Bir önceki post’ta bir test yarışmasından bahsetmiştim. Üzerine bu yazı güzel gider.
Posted on 02/10/2012 in Mobile App Testing by Jamie Saine
“” Teenagers today have been playing on computers for as long as they can remember. Even smartphones have been around for a fairly decent portion of their lives. And now that we’re teaching software development in schools, it’s time to keep an eye on the upcoming competition. Don’t expect these whippersnappers to wait until they’ve gotten a degree to enter the world of testing either – they’re already here, and getting paid. Norwegian teenager, Cim Stordal, has been credited with finding bugs in Google, Facebook, Apple and Microsoft code. From CNet:
Stordal has made the Google Security Hall of Fame, been credited with disclosing a cross-site scripting bug to Apple, been thanked by Microsoft for disclosing a vulnerability to the company, and received an elite White Hat Visa card from Facebook with $500 credit on it.
“I got a card for a self-persistent XSS [cross-site scripting flaw] at Facebook, and a nonpersistent XSS at Google, Microsoft, and Apple,” he said in a recent Skype interview with CNET. (As a “self-persistent” issue, the bug Stordal disclosed was not exploitable by a third-party because it required a user to take an action to be at risk, according to Facebook.) …
Stordal started looking for vulnerabilities in software when he was 14 years old. “I have always loved being on the PC and I already was programming some C++,” he said. “So I wanted to do something new and I searched around and learned Basic.” …
His next move is looking for vulnerabilities on mobile devices. He’s trying to set up a fuzzer (automated software testing tool) on his iPhone 3GS.
Read the full article at CNet >>>
Cim isn’t alone. The tech world observed a moment of silence in mid-January when Arfa Karim, who became a Microsoft Certified Professional at the age of 9, passed away. And there’s a boy in India who became a Microsoft Certified Professional at age 8.
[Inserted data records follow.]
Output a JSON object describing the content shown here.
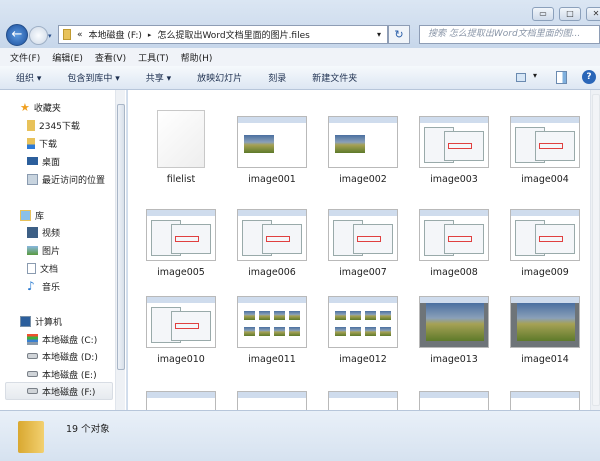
{
  "window": {
    "minimize": "▭",
    "maximize": "□",
    "close": "✕"
  },
  "address": {
    "back_icon": "back-arrow-icon",
    "path": [
      "«",
      "本地磁盘 (F:)",
      "▸",
      "怎么提取出Word文档里面的图片.files"
    ],
    "dropdown": "▾",
    "refresh": "↻"
  },
  "search": {
    "placeholder": "搜索 怎么提取出Word文档里面的图..."
  },
  "menu": [
    "文件(F)",
    "编辑(E)",
    "查看(V)",
    "工具(T)",
    "帮助(H)"
  ],
  "toolbar": {
    "items": [
      "组织 ▾",
      "包含到库中 ▾",
      "共享 ▾",
      "放映幻灯片",
      "刻录",
      "新建文件夹"
    ],
    "view": "▾",
    "help": "?"
  },
  "nav": {
    "favorites": {
      "label": "收藏夹",
      "items": [
        "2345下载",
        "下载",
        "桌面",
        "最近访问的位置"
      ]
    },
    "libraries": {
      "label": "库",
      "items": [
        "视频",
        "图片",
        "文档",
        "音乐"
      ]
    },
    "computer": {
      "label": "计算机",
      "items": [
        "本地磁盘 (C:)",
        "本地磁盘 (D:)",
        "本地磁盘 (E:)",
        "本地磁盘 (F:)"
      ],
      "selected": "本地磁盘 (F:)"
    }
  },
  "files": [
    "filelist",
    "image001",
    "image002",
    "image003",
    "image004",
    "image005",
    "image006",
    "image007",
    "image008",
    "image009",
    "image010",
    "image011",
    "image012",
    "image013",
    "image014",
    "",
    "",
    "",
    "",
    ""
  ],
  "status": {
    "count": "19 个对象"
  }
}
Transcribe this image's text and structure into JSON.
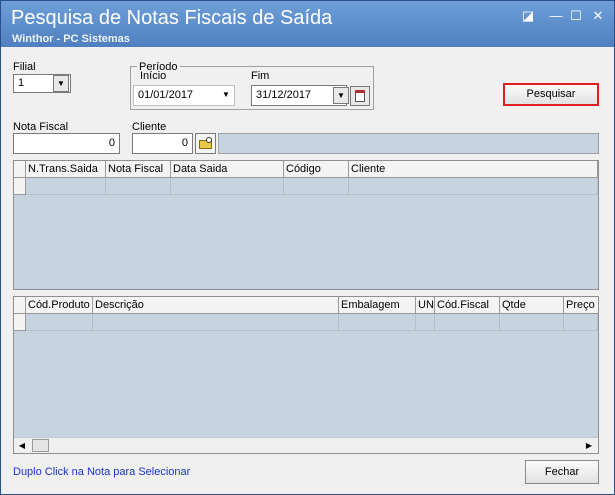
{
  "window": {
    "title": "Pesquisa de Notas Fiscais de Saída",
    "subtitle": "Winthor - PC Sistemas"
  },
  "filters": {
    "filial_label": "Filial",
    "filial_value": "1",
    "periodo_label": "Período",
    "inicio_label": "Início",
    "inicio_value": "01/01/2017",
    "fim_label": "Fim",
    "fim_value": "31/12/2017",
    "nota_fiscal_label": "Nota Fiscal",
    "nota_fiscal_value": "0",
    "cliente_label": "Cliente",
    "cliente_value": "0",
    "cliente_name_value": ""
  },
  "buttons": {
    "pesquisar": "Pesquisar",
    "fechar": "Fechar"
  },
  "grid_notas": {
    "columns": [
      "N.Trans.Saida",
      "Nota Fiscal",
      "Data Saida",
      "Código",
      "Cliente"
    ]
  },
  "grid_itens": {
    "columns": [
      "Cód.Produto",
      "Descrição",
      "Embalagem",
      "UN",
      "Cód.Fiscal",
      "Qtde",
      "Preço"
    ]
  },
  "status_text": "Duplo Click na Nota para Selecionar",
  "colors": {
    "title_bar": "#5b8ccb",
    "grid_background": "#c7d3df",
    "pesquisar_border": "#e02020",
    "status_text": "#1a35c8"
  },
  "icons": [
    "minimize-icon",
    "maximize-icon",
    "close-icon",
    "calendar-icon",
    "search-folder-icon",
    "chevron-down-icon",
    "scroll-left-icon",
    "scroll-right-icon"
  ]
}
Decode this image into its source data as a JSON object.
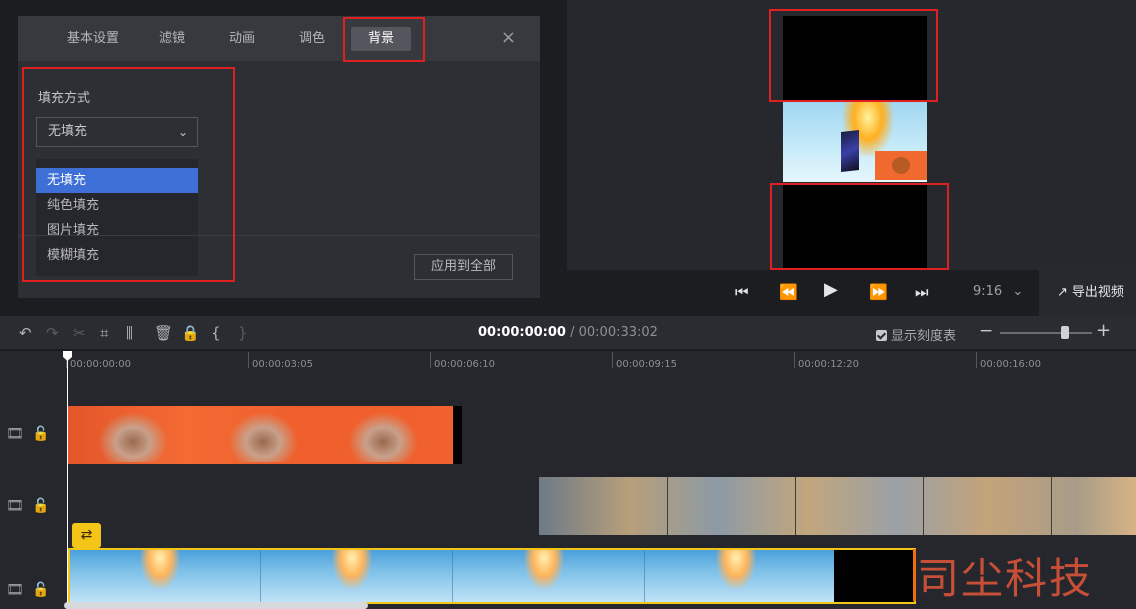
{
  "settings": {
    "tabs": [
      {
        "label": "基本设置"
      },
      {
        "label": "滤镜"
      },
      {
        "label": "动画"
      },
      {
        "label": "调色"
      },
      {
        "label": "背景",
        "active": true
      }
    ],
    "close_glyph": "×",
    "fill_mode_label": "填充方式",
    "fill_mode_value": "无填充",
    "fill_options": [
      "无填充",
      "纯色填充",
      "图片填充",
      "模糊填充"
    ],
    "apply_all_label": "应用到全部"
  },
  "playback": {
    "ratio": "9:16",
    "export_label": "导出视频"
  },
  "toolbar": {
    "current_time": "00:00:00:00",
    "separator": " / ",
    "total_time": "00:00:33:02",
    "show_scale_label": "显示刻度表"
  },
  "ruler": {
    "labels": [
      "00:00:00:00",
      "00:00:03:05",
      "00:00:06:10",
      "00:00:09:15",
      "00:00:12:20",
      "00:00:16:00"
    ]
  },
  "watermark": "司尘科技",
  "colors": {
    "accent_blue": "#3d6fd6",
    "annotation_red": "#e02020",
    "clip_selected_yellow": "#f2c516"
  },
  "icons": {
    "undo": "undo-icon",
    "redo": "redo-icon",
    "cut": "scissors-icon",
    "crop": "crop-icon",
    "split": "split-icon",
    "delete": "trash-icon",
    "lock": "lock-icon",
    "track_video": "film-icon",
    "loop": "loop-icon"
  }
}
On top of that, there’s a slew of teenage developers and they’re sure to start spilling over into testing. So make sure you stay curious and keep trying new things, because the next generation of testers is already nipping at your heels.””